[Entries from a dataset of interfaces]
- Opening Delimiter -
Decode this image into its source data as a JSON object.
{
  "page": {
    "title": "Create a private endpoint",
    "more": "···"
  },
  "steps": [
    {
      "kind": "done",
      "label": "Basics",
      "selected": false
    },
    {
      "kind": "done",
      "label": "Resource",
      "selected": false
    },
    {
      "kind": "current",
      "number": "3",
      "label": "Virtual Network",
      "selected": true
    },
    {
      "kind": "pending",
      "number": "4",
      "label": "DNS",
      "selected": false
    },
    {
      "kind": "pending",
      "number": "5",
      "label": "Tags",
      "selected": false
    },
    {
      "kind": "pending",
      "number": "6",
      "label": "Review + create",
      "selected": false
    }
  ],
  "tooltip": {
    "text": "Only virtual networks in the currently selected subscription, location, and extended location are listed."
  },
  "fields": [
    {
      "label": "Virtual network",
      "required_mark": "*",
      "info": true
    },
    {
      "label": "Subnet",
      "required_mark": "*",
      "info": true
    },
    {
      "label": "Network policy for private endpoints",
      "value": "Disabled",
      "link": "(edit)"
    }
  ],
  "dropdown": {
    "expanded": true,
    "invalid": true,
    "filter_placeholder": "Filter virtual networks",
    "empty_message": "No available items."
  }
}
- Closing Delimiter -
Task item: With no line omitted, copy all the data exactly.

Solution to the problem:
Decode this image into its source data as a JSON object.
{
  "page": {
    "title": "Create a private endpoint",
    "more": "···"
  },
  "steps": [
    {
      "kind": "done",
      "label": "Basics",
      "selected": false
    },
    {
      "kind": "done",
      "label": "Resource",
      "selected": false
    },
    {
      "kind": "current",
      "number": "3",
      "label": "Virtual Network",
      "selected": true
    },
    {
      "kind": "pending",
      "number": "4",
      "label": "DNS",
      "selected": false
    },
    {
      "kind": "pending",
      "number": "5",
      "label": "Tags",
      "selected": false
    },
    {
      "kind": "pending",
      "number": "6",
      "label": "Review + create",
      "selected": false
    }
  ],
  "tooltip": {
    "text": "Only virtual networks in the currently selected subscription, location, and extended location are listed."
  },
  "fields": [
    {
      "label": "Virtual network",
      "required_mark": "*",
      "info": true
    },
    {
      "label": "Subnet",
      "required_mark": "*",
      "info": true
    },
    {
      "label": "Network policy for private endpoints",
      "value": "Disabled",
      "link": "(edit)"
    }
  ],
  "dropdown": {
    "expanded": true,
    "invalid": true,
    "filter_placeholder": "Filter virtual networks",
    "empty_message": "No available items."
  }
}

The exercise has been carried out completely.